ABOUT THIS EXERCISE:
In how many lines of these records does the word "JSON" appear? Give the number by itself.

*** SUPPLIED INFORMATION ***

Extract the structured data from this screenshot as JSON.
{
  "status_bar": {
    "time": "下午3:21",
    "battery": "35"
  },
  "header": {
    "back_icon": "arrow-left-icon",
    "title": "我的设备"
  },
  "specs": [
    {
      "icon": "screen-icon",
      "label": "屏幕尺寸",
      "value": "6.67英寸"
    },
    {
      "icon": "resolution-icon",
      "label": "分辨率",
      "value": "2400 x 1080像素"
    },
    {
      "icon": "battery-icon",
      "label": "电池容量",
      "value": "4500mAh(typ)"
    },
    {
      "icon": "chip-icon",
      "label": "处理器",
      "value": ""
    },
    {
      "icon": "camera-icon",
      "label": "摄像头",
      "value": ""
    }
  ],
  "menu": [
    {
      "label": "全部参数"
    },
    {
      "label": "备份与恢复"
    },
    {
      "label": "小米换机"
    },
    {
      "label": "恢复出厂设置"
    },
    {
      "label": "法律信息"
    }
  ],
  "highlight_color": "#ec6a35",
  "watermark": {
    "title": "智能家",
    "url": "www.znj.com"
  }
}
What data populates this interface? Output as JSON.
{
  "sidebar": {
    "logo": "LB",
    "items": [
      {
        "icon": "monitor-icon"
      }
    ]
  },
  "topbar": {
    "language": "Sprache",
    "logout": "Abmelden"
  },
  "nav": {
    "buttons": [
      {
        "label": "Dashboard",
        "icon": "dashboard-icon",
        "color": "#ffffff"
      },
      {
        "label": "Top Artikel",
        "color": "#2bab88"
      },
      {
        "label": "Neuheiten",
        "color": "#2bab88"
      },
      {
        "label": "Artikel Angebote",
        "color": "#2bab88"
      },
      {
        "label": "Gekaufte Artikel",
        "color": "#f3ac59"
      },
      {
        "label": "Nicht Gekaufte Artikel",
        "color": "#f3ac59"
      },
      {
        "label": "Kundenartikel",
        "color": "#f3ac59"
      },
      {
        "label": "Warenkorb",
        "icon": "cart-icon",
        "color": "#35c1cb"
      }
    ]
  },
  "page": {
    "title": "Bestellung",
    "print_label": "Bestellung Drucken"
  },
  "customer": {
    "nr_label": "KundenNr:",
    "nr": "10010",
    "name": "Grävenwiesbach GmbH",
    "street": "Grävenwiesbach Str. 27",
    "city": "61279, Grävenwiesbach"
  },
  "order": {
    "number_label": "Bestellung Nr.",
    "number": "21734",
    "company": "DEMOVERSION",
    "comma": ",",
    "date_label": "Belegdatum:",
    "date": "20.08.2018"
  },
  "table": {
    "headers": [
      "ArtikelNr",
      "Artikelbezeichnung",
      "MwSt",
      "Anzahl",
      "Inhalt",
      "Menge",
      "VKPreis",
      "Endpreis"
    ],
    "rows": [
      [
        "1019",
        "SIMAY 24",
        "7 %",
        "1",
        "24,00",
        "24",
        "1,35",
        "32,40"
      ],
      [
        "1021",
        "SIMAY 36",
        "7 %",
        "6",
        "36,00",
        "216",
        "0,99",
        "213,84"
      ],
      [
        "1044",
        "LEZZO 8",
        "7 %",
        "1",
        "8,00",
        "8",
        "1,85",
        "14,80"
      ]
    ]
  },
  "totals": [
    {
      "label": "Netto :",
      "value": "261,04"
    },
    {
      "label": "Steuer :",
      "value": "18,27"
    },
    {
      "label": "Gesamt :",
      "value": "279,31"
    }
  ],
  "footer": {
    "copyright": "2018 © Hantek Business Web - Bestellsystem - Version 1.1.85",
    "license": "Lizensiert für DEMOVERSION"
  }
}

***

RESPONSE BELOW:
2